» What needs to be done
Whenever a line carries the word "Temperature", pull it out of the entries.

== Segment start ==

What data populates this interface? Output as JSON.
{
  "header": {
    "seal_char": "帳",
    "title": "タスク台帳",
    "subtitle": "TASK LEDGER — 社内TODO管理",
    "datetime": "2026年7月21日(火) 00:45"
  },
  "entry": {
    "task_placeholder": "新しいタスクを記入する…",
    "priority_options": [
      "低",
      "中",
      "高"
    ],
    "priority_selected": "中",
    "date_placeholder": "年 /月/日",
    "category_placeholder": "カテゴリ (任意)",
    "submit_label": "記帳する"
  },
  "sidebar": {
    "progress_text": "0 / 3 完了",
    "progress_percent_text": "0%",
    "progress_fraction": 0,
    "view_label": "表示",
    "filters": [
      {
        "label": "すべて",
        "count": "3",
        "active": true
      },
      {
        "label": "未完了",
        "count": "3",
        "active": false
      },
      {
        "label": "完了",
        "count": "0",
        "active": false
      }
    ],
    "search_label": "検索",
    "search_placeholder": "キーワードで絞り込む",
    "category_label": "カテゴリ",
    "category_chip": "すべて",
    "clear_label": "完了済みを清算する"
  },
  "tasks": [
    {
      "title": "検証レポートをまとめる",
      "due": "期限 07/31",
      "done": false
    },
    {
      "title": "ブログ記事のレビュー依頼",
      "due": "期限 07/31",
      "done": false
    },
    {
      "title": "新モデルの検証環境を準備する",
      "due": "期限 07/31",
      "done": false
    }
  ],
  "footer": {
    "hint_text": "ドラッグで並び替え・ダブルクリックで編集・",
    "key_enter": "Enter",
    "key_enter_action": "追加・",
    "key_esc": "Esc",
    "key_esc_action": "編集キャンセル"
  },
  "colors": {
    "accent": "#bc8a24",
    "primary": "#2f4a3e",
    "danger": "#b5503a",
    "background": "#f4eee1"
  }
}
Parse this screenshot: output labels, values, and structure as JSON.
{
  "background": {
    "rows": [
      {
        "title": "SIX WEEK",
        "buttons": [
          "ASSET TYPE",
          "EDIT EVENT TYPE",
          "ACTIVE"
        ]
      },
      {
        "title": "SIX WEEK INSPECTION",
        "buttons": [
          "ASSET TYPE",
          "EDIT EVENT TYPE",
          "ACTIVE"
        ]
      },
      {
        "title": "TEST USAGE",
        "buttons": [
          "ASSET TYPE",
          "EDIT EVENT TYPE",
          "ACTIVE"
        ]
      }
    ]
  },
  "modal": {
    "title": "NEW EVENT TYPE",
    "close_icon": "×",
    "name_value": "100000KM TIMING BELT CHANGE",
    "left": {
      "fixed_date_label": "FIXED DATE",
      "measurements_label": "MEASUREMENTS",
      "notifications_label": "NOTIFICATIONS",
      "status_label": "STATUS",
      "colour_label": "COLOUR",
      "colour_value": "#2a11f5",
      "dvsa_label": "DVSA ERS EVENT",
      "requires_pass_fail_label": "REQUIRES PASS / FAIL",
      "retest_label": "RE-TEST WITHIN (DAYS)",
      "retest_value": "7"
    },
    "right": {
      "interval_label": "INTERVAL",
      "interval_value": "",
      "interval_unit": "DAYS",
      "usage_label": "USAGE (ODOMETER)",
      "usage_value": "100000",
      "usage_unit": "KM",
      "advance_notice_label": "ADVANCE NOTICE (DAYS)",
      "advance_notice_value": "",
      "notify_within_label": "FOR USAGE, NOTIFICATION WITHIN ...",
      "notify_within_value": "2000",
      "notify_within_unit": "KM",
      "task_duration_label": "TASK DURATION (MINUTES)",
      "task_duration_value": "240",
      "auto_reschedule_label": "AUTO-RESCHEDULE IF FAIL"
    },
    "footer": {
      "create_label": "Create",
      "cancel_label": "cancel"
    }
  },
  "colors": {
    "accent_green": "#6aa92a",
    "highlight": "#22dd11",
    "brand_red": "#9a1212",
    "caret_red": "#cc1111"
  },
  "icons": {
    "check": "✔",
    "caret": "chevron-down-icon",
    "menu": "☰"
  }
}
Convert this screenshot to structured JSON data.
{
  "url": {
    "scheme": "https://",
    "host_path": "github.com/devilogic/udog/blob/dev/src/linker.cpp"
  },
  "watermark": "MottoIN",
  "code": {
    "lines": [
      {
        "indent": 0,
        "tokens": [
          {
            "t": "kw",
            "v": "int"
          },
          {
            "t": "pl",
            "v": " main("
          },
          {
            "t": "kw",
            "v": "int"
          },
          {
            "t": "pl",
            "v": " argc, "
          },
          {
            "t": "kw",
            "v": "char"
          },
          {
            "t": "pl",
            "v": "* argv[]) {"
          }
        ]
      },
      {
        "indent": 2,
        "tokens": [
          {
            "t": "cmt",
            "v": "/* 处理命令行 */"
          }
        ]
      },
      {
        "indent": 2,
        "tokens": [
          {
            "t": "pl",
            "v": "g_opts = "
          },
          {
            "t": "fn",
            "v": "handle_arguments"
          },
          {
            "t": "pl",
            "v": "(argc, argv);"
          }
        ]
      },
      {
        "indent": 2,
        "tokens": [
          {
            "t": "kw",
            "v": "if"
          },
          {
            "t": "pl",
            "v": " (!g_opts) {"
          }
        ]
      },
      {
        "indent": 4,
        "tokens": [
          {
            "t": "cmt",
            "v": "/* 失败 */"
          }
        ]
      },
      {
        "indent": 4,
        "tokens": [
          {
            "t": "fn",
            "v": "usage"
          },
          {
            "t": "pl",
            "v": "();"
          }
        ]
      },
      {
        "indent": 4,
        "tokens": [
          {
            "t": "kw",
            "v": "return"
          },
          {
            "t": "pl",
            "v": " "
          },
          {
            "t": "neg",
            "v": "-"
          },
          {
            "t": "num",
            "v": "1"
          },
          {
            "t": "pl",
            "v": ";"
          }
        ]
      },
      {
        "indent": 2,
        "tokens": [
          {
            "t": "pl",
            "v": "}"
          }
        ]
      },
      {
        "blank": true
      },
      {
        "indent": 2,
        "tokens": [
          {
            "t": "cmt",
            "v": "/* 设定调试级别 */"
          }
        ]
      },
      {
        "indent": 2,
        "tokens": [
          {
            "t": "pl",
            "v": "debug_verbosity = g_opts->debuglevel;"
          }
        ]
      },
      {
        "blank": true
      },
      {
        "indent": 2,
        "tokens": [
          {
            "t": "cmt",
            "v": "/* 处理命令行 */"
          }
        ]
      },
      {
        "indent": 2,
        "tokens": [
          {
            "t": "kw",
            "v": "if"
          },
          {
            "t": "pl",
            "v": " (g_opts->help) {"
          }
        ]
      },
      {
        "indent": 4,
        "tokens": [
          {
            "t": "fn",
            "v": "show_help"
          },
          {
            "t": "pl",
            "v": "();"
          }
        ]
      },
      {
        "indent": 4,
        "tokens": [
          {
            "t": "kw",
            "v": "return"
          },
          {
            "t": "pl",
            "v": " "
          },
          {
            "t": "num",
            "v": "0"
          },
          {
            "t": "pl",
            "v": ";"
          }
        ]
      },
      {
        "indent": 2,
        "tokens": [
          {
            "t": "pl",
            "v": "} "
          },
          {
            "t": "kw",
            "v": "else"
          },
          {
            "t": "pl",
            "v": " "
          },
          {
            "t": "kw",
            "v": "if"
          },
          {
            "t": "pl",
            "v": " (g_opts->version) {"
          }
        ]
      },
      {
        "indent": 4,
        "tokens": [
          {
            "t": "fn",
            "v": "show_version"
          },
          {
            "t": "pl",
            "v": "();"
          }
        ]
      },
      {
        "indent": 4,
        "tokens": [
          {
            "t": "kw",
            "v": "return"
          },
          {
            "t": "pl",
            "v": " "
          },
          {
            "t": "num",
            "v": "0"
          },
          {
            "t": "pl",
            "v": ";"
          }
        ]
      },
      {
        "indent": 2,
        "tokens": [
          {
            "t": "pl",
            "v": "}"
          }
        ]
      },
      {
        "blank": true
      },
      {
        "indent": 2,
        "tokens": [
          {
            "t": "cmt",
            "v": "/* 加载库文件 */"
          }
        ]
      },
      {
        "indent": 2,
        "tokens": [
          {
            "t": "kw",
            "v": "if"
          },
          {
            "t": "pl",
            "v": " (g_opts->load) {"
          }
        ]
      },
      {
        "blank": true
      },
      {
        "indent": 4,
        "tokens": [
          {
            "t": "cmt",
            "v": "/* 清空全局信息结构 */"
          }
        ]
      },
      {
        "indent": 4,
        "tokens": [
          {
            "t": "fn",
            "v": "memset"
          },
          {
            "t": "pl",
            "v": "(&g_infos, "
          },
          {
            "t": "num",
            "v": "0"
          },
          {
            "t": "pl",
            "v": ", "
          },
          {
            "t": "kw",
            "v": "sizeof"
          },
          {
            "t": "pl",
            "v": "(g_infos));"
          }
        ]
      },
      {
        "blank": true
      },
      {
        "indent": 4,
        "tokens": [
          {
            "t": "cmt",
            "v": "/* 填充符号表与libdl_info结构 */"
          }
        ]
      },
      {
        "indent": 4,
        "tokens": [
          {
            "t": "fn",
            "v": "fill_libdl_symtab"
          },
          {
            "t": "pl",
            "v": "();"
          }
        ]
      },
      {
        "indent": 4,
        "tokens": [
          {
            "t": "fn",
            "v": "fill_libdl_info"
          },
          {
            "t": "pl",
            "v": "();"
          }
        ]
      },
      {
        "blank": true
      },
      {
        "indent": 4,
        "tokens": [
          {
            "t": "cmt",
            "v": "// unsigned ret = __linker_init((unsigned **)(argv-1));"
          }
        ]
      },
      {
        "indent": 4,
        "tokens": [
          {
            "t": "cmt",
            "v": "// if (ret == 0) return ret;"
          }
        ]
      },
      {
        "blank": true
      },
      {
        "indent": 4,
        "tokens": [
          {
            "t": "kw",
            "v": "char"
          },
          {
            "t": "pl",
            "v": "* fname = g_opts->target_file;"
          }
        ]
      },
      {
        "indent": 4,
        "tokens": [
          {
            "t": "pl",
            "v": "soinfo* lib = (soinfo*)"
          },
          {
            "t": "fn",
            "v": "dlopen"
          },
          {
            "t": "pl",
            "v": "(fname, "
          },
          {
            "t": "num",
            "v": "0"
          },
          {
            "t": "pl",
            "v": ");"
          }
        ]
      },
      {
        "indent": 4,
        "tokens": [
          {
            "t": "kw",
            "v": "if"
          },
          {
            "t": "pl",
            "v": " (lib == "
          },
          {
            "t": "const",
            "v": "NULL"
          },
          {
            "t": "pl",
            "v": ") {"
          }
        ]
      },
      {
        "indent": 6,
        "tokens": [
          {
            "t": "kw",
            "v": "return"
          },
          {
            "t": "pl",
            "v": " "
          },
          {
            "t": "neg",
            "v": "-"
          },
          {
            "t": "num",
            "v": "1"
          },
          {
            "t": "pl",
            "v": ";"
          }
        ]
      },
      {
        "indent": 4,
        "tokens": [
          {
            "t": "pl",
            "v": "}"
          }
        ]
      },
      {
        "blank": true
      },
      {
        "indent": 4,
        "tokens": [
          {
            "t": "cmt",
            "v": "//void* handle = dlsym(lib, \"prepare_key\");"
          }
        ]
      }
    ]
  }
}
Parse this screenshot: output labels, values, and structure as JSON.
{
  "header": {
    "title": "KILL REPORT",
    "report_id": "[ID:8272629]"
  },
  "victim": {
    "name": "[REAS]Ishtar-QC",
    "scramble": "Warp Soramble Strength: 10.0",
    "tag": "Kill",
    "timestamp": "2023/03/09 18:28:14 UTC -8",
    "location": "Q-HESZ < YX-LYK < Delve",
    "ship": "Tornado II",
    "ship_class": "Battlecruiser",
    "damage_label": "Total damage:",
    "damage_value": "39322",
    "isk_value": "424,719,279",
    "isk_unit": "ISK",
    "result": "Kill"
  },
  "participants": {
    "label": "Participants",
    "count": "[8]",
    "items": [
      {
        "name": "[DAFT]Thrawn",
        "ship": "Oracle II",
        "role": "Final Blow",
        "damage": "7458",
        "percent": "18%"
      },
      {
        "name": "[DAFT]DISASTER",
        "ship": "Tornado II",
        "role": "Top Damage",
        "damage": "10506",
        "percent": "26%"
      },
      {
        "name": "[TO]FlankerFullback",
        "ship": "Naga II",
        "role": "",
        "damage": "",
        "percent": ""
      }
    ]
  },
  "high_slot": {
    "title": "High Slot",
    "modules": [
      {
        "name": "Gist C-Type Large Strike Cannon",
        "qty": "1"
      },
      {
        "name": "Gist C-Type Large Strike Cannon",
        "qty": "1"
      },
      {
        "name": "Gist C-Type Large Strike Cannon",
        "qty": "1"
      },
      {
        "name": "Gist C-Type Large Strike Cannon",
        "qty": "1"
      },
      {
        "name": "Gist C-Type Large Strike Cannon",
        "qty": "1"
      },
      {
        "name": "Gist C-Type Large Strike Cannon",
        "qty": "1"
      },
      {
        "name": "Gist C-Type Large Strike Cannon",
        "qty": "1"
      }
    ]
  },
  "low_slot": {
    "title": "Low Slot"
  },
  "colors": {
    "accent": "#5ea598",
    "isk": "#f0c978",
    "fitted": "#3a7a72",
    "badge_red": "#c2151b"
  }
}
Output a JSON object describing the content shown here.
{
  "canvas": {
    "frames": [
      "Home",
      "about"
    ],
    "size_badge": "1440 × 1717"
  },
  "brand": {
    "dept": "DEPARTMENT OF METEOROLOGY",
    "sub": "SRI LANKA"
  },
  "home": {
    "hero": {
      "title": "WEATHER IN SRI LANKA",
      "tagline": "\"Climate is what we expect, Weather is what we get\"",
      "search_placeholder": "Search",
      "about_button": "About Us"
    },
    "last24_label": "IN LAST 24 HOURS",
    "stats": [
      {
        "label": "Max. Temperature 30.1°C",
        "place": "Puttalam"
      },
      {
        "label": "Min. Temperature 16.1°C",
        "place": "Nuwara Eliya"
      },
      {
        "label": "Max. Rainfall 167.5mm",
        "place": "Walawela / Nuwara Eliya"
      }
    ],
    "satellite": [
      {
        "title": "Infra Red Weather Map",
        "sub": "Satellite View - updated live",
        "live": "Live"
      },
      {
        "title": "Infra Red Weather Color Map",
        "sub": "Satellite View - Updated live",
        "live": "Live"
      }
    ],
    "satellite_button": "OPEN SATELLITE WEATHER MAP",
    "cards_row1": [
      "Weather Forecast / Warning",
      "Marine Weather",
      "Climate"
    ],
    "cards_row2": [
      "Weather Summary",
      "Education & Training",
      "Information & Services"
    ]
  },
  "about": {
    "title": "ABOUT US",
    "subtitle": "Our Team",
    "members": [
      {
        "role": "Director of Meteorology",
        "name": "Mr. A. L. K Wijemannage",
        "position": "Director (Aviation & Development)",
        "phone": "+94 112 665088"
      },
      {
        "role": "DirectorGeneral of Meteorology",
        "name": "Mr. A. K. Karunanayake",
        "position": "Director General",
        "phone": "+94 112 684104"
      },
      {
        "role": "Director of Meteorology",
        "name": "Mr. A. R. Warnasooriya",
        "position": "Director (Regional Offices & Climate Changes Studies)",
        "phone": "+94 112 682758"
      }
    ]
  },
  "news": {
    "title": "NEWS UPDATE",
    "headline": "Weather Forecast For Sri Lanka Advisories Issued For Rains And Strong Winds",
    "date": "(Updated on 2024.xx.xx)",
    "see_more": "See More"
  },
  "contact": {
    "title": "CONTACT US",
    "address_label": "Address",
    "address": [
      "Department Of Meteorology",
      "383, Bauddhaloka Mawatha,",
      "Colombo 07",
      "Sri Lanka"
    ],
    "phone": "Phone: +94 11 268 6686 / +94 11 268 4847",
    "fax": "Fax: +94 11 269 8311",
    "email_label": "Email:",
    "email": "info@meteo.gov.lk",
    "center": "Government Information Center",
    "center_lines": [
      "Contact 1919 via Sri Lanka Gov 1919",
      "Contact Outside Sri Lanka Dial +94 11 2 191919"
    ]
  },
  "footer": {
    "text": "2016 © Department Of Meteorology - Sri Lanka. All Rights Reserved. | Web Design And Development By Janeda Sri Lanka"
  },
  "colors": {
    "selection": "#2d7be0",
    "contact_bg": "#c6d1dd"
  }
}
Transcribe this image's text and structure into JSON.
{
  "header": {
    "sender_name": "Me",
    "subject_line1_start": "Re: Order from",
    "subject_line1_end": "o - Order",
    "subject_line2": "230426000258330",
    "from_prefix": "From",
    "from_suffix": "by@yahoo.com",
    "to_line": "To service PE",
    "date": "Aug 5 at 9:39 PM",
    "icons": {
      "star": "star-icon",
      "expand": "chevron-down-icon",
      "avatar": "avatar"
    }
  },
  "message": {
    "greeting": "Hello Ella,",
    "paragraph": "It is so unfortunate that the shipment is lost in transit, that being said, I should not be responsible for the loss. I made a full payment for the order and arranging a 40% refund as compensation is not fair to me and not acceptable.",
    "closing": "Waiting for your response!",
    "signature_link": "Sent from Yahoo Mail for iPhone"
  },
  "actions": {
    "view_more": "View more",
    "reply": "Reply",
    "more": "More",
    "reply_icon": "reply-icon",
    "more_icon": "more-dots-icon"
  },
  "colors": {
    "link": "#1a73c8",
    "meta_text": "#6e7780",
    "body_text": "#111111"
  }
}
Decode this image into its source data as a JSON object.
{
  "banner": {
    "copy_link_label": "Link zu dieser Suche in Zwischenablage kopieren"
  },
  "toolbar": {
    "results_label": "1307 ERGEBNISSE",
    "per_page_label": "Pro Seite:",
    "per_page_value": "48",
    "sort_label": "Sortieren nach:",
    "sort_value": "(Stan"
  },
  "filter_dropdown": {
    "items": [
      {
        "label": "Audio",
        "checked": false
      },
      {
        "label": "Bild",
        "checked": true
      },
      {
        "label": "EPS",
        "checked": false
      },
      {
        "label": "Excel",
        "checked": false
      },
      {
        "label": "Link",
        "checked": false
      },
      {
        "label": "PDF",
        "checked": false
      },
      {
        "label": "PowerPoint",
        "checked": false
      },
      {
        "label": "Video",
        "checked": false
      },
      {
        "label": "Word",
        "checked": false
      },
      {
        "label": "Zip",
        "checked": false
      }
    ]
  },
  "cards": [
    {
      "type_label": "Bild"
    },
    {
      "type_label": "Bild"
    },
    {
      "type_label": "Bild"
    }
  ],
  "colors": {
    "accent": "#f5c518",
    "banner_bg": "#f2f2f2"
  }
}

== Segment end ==

» Task result
        "label": "Max. Temperature 30.1°C",
        "label": "Min. Temperature 16.1°C",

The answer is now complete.